Screen legend Cary Grant stars as Dr. Noah Praetorius, a lovable professor and head of a medical clinic who becomes the subject of a McCarthy-style investigation initiated by a jealous colleague (Hume Cronyn). Along the way, Praetorius befriends and ultimately marries a young woman who attempts suicide when she discovers she is pregnant. Baut as the witch-hunt into the good doctor's personal life progresses, so do the laughs in this well-crafted, all-star treasure that should be part of every film lover's collection of classics.

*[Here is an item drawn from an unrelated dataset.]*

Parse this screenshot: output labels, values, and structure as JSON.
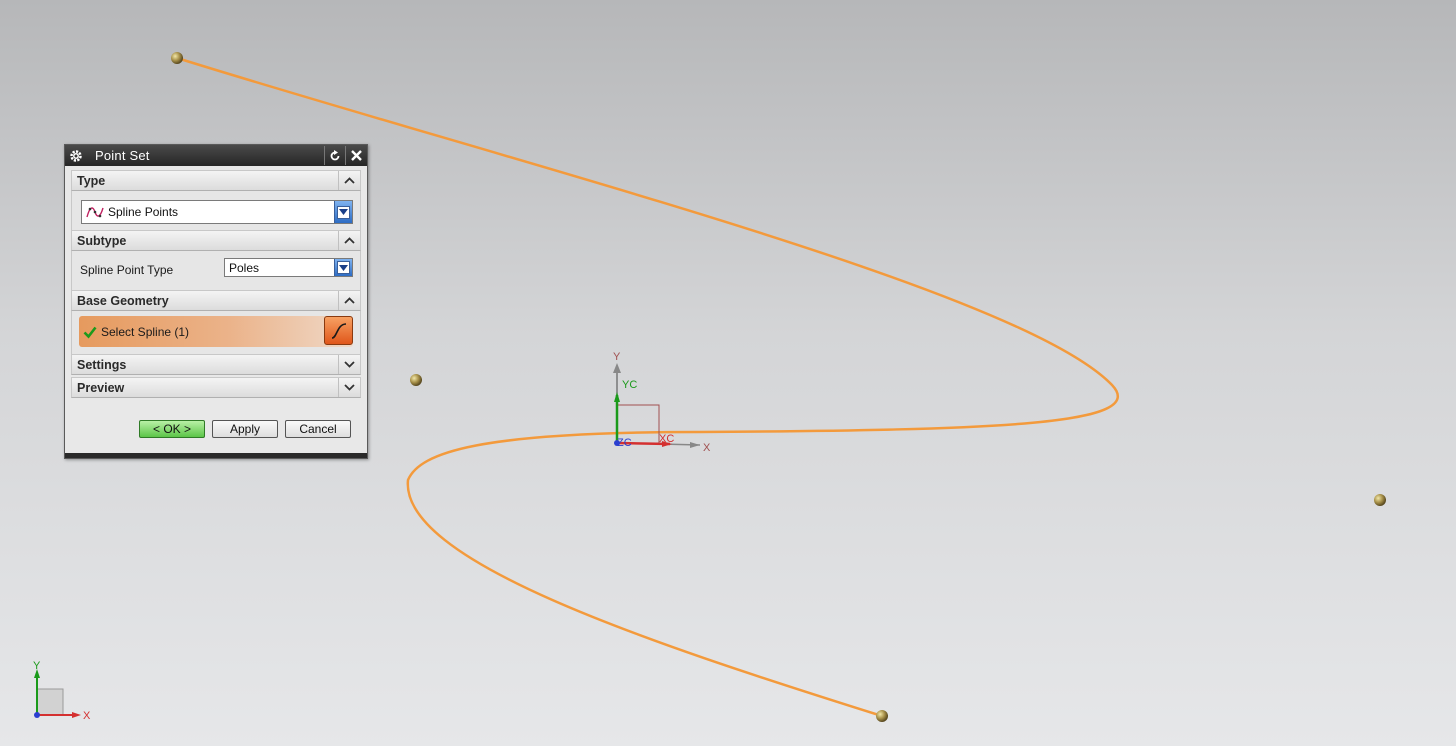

After winning consecutive best director Oscars (for A Letter to Three Wives and All About Eve), Joseph Mankiewicz turned his attention to this extremely curious social comedy. Cary Grant plays a famous, idealistic gynecologist whose mysterious past is questioned by a vindictive colleague (Hume Cronyn). Meanwhile, the doctor falls for a pregnant patient (Jeanne Crain), whose unmarried status is daring for a movie of 1951 vintage. The title is an all-too-apt description of Mankiewicz's chatty style, but it also carries sinister echoes of the McCarthy era--specifically, an attempted right-wing purge of the Director's Guild, I which Mankiewicz was the main target. This subtext lends interest beyond the movie's rather tame romance. The Grant character, named Doctor Praetorius (no relation to the Bride of Frankenstein wacko, one hopes), conducts a college orchestra and is prone to "twilight sadness"--it's an offbeat role for the actor, and one he clearly relishes. --Robert Horton